Data records:
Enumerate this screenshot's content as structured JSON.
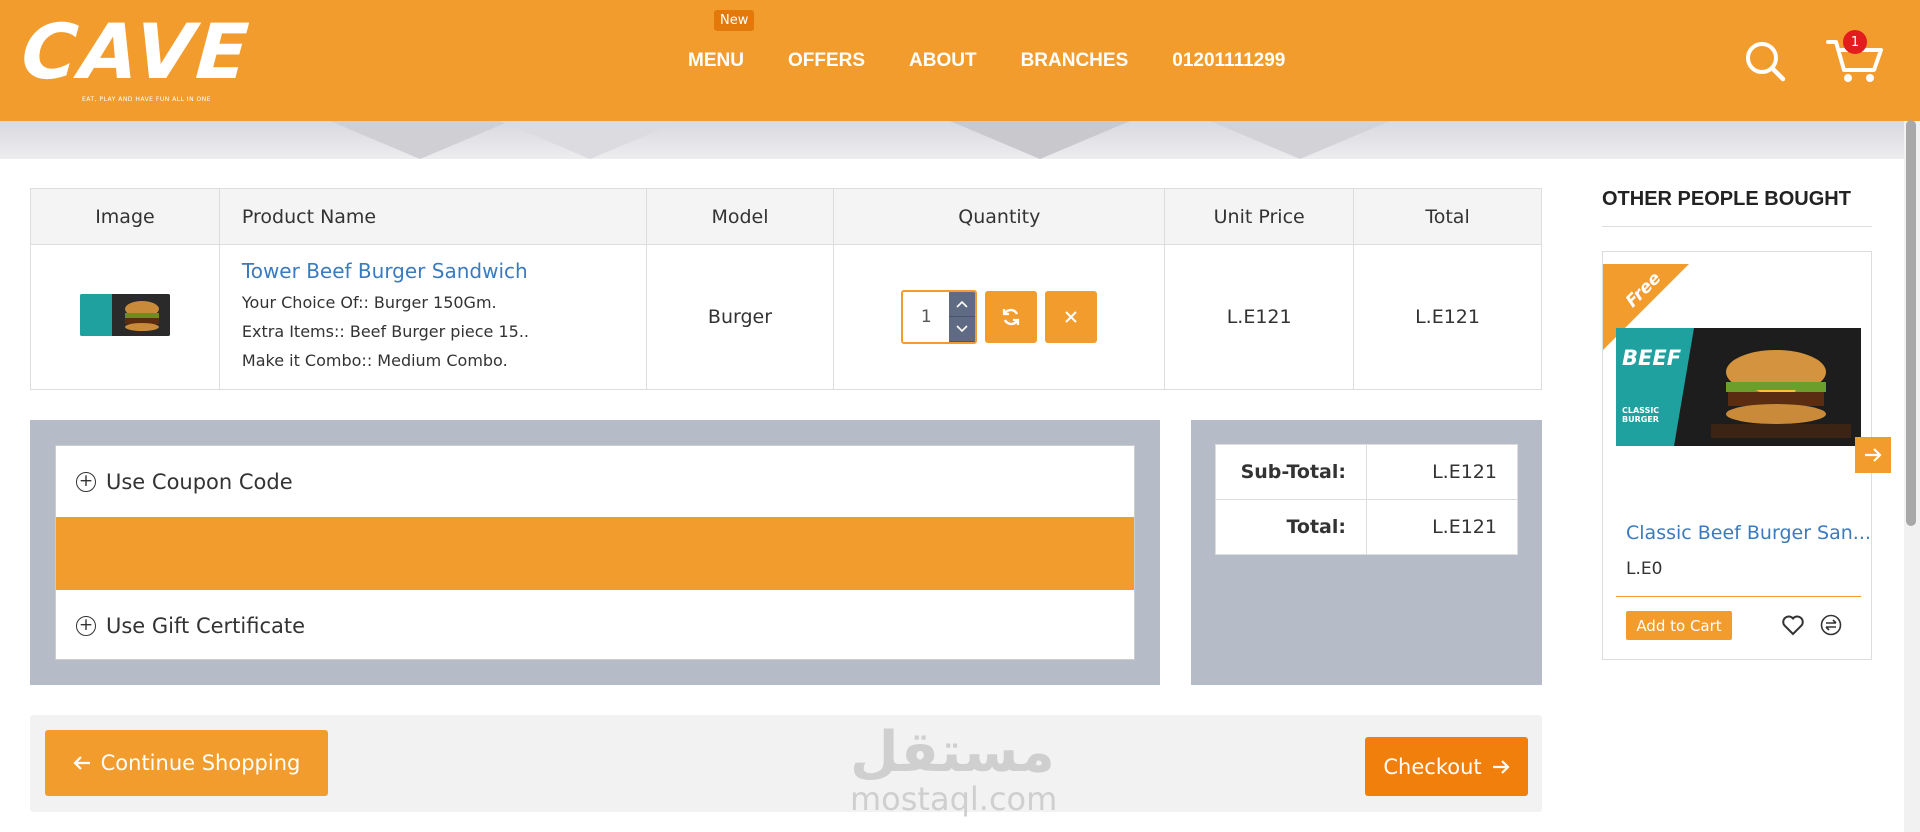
{
  "header": {
    "logo": "CAVE",
    "tagline": "EAT, PLAY AND HAVE FUN ALL IN ONE",
    "nav": [
      {
        "label": "MENU",
        "badge": "New"
      },
      {
        "label": "OFFERS"
      },
      {
        "label": "ABOUT"
      },
      {
        "label": "BRANCHES"
      },
      {
        "label": "01201111299"
      }
    ],
    "cart_count": "1",
    "icons": [
      "search-icon",
      "cart-icon"
    ]
  },
  "cart_table": {
    "columns": [
      "Image",
      "Product Name",
      "Model",
      "Quantity",
      "Unit Price",
      "Total"
    ],
    "rows": [
      {
        "name": "Tower Beef Burger Sandwich",
        "options": [
          "Your Choice Of:: Burger 150Gm.",
          "Extra Items:: Beef Burger piece 15..",
          "Make it Combo:: Medium Combo."
        ],
        "model": "Burger",
        "quantity": "1",
        "unit_price": "L.E121",
        "total": "L.E121"
      }
    ]
  },
  "coupon": {
    "coupon_label": "Use Coupon Code",
    "gift_label": "Use Gift Certificate"
  },
  "totals": {
    "subtotal_label": "Sub-Total:",
    "subtotal_value": "L.E121",
    "total_label": "Total:",
    "total_value": "L.E121"
  },
  "actions": {
    "continue_label": "Continue Shopping",
    "checkout_label": "Checkout"
  },
  "watermark": {
    "arabic": "مستقل",
    "latin": "mostaql.com"
  },
  "sidebar": {
    "title": "OTHER PEOPLE BOUGHT",
    "product": {
      "ribbon": "Free",
      "name": "Classic Beef Burger San...",
      "price": "L.E0",
      "add_label": "Add to Cart",
      "image_text": "BEEF",
      "image_subtext": "CLASSIC BURGER"
    }
  },
  "colors": {
    "brand_orange": "#f39c2e",
    "checkout_orange": "#f07f0c",
    "link_blue": "#3a7bbf",
    "panel_gray": "#b6bcc7"
  }
}
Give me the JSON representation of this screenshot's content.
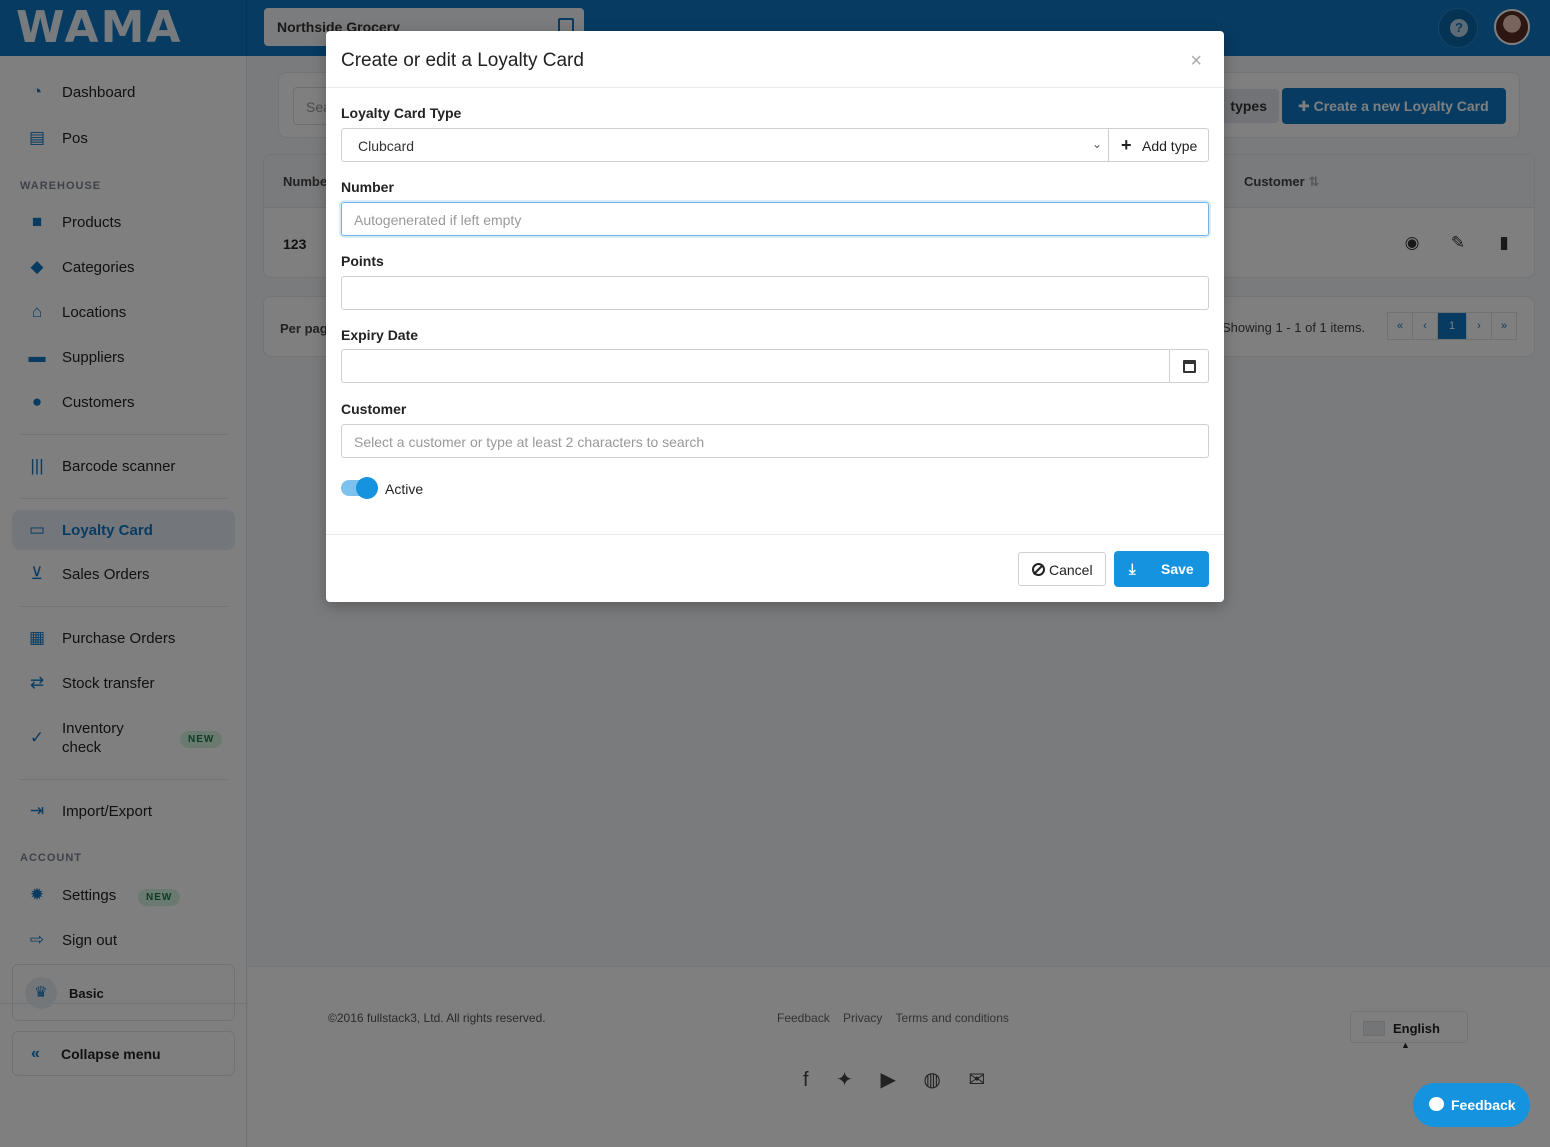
{
  "app": {
    "logo_text": "WAMA",
    "store_name": "Northside Grocery"
  },
  "sidebar": {
    "items": [
      {
        "label": "Dashboard",
        "icon": "gauge-icon"
      },
      {
        "label": "Pos",
        "icon": "cash-register-icon"
      },
      {
        "label": "Products",
        "icon": "box-icon"
      },
      {
        "label": "Categories",
        "icon": "tags-icon"
      },
      {
        "label": "Locations",
        "icon": "warehouse-icon"
      },
      {
        "label": "Suppliers",
        "icon": "truck-icon"
      },
      {
        "label": "Customers",
        "icon": "users-icon"
      },
      {
        "label": "Barcode scanner",
        "icon": "barcode-icon"
      },
      {
        "label": "Loyalty Card",
        "icon": "id-card-icon"
      },
      {
        "label": "Sales Orders",
        "icon": "cart-icon"
      },
      {
        "label": "Purchase Orders",
        "icon": "clipboard-list-icon"
      },
      {
        "label": "Stock transfer",
        "icon": "exchange-icon"
      },
      {
        "label": "Inventory\ncheck",
        "icon": "clipboard-check-icon"
      },
      {
        "label": "Import/Export",
        "icon": "file-export-icon"
      },
      {
        "label": "Settings",
        "icon": "gear-icon"
      },
      {
        "label": "Sign out",
        "icon": "sign-out-icon"
      }
    ],
    "section_warehouse": "WAREHOUSE",
    "section_account": "ACCOUNT",
    "badge_new": "NEW",
    "plan_label": "Basic",
    "collapse_label": "Collapse menu"
  },
  "background": {
    "search_placeholder": "Sea",
    "types_label": "types",
    "create_label": "Create a new Loyalty Card",
    "col_number": "Numbe",
    "col_customer": "Customer",
    "row_number": "123",
    "per_page": "Per pag",
    "showing": "Showing 1 - 1 of 1 items.",
    "pager": [
      "«",
      "‹",
      "1",
      "›",
      "»"
    ]
  },
  "footer": {
    "copyright": "©2016 fullstack3, Ltd. All rights reserved.",
    "links": [
      "Feedback",
      "Privacy",
      "Terms and conditions"
    ],
    "language": "English",
    "feedback_button": "Feedback"
  },
  "modal": {
    "title": "Create or edit a Loyalty Card",
    "close": "×",
    "type_label": "Loyalty Card Type",
    "type_value": "Clubcard",
    "add_type": "Add type",
    "number_label": "Number",
    "number_placeholder": "Autogenerated if left empty",
    "points_label": "Points",
    "points_value": "",
    "expiry_label": "Expiry Date",
    "expiry_value": "",
    "customer_label": "Customer",
    "customer_placeholder": "Select a customer or type at least 2 characters to search",
    "active_label": "Active",
    "active": true,
    "cancel": "Cancel",
    "save": "Save"
  },
  "colors": {
    "primary": "#0e77c2",
    "accent": "#1593df"
  }
}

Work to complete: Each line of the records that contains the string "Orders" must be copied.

Output for this task:
        "label": "Sales Orders",
        "label": "Purchase Orders",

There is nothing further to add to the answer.